  • Buy flowering trees in the spring. Trees purchased in the fall have probably been sitting in the nursery lot all summer.

Flowering trees are a natural way to beautify the look of your yard during the time of the year when you spend the most leisure time outside.

Shopping: Nursery Versus Buying Mail-Order

Once you've studied the situation in your garden and have a good idea of the trees, shrubs, and vines you wish to purchase, it's time to go shopping. The question is where.

Most amateur gardeners look no further than local nurseries for their plants. These growers offer a wide variety of sizes of the most popular plants, and you can pick exactly the specimen you feel would look best on your property. Furthermore, nursery employees are usually very knowledgeable about which plants do best in your area. Don't hesitate to ask questions.

The main difficulty with local nurseries is a lack of choice. They tend to stick to the tried-and-true. If you are looking for a specific species or variety, the nursery may not be able to help you. If you live near a major urban center, you may find among the local nurseries a few that specialize in less common trees, shrubs, and vines. Those nurseries are good places to shop for more unusual varieties.

When buying trees, decide if you want to order from a nursery or by mail-order.
©2006 Publications International, Ltd.
When buying seedlings, mail-order houses and nurseries
each have advantages and disadvantages.

It may surprise novice gardeners to discover that many nurseries operate by mail order. Mail order is an excellent way to find particular species and varieties that are not available locally. Mail-order nurseries are generally reputable companies with many years of experience in serving customers.

But beware of those that seem to offer too much for your money. They often fail to mention the original size of the tree, which may be barely more than a rooted cutting, or they may offer seedlings of unproved value. When dealing with this sort of nursery, you may find the money you saved would have been better spent on a smaller number of larger or better-quality trees and shrubs bought from a more trustworthy source. With nurseries, as with any business, you get what you pay for.

Some mail-order nurseries are specialists. They may deal only in dwarf conifers, windbreaks, trees with variegated foliage, or some other specialized category. Their plants are often expensive (some of the offered plants are extremely rare and hard to multiply), but they are often the only source of many less common trees, shrubs, and vines. They usually offer a wide range of sizes. If you are looking for a rare but expensive plant, you might be willing to buy a smaller specimen and watch it grow. Whenever possible, try to buy from a mail-order nursery that is located in a climate similar to yours: The plants you buy will already be well-adapted to your growing conditions. If you can't buy from a nursery in a climate similar to yours give your new tree, shrub, or vine ample winter protection for its first season or so. When ordering outside of your area, spring is the best time. Plants ordered in fall, especially from Southern nurseries, may not go dormant in time for early autumn freezes in the North.
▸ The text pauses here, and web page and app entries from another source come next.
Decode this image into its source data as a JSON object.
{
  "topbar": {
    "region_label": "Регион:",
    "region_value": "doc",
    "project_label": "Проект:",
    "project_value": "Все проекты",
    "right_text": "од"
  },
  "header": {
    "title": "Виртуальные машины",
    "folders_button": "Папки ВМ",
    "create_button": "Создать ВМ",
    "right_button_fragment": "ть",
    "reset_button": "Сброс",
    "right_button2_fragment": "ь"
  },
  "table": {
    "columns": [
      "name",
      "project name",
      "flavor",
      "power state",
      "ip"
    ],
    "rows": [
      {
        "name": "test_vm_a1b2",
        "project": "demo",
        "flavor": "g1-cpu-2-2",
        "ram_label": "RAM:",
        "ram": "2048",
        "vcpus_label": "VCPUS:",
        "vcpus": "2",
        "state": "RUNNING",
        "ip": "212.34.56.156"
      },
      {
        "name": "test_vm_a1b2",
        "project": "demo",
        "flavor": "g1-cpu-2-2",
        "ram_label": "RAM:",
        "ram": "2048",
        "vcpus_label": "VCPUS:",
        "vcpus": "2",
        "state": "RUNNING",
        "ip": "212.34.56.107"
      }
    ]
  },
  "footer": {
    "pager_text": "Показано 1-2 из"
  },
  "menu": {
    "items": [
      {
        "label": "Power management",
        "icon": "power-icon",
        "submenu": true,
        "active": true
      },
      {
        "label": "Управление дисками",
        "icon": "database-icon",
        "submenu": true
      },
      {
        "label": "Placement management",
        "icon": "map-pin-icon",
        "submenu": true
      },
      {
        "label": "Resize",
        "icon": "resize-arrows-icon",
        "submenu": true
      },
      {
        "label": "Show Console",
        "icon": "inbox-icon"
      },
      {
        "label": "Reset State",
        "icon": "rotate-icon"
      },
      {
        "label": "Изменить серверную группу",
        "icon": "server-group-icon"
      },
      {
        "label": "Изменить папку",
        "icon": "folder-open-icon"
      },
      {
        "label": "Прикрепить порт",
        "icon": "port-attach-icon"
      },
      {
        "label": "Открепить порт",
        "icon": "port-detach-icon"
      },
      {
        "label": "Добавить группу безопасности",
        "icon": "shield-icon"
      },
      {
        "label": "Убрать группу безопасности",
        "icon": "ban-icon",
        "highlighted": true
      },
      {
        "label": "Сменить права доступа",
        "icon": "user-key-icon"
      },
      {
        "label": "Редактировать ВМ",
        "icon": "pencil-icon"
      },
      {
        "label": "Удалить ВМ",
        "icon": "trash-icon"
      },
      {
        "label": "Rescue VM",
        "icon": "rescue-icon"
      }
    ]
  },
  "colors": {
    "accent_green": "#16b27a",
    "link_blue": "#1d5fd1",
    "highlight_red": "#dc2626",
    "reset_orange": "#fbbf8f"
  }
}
Be sure to check state regulations regarding plant purchases. You may find some plants cannot be sent to your area. Most citrus-producing states, for example, will not allow citrus produced in other states to be brought within their borders. You can import plants from foreign countries, but check first for information on importation permits and fees.

Now that you know what tree to choose, let's discuss what you need before you bring it home. Preparing to plant a tree is in the next section.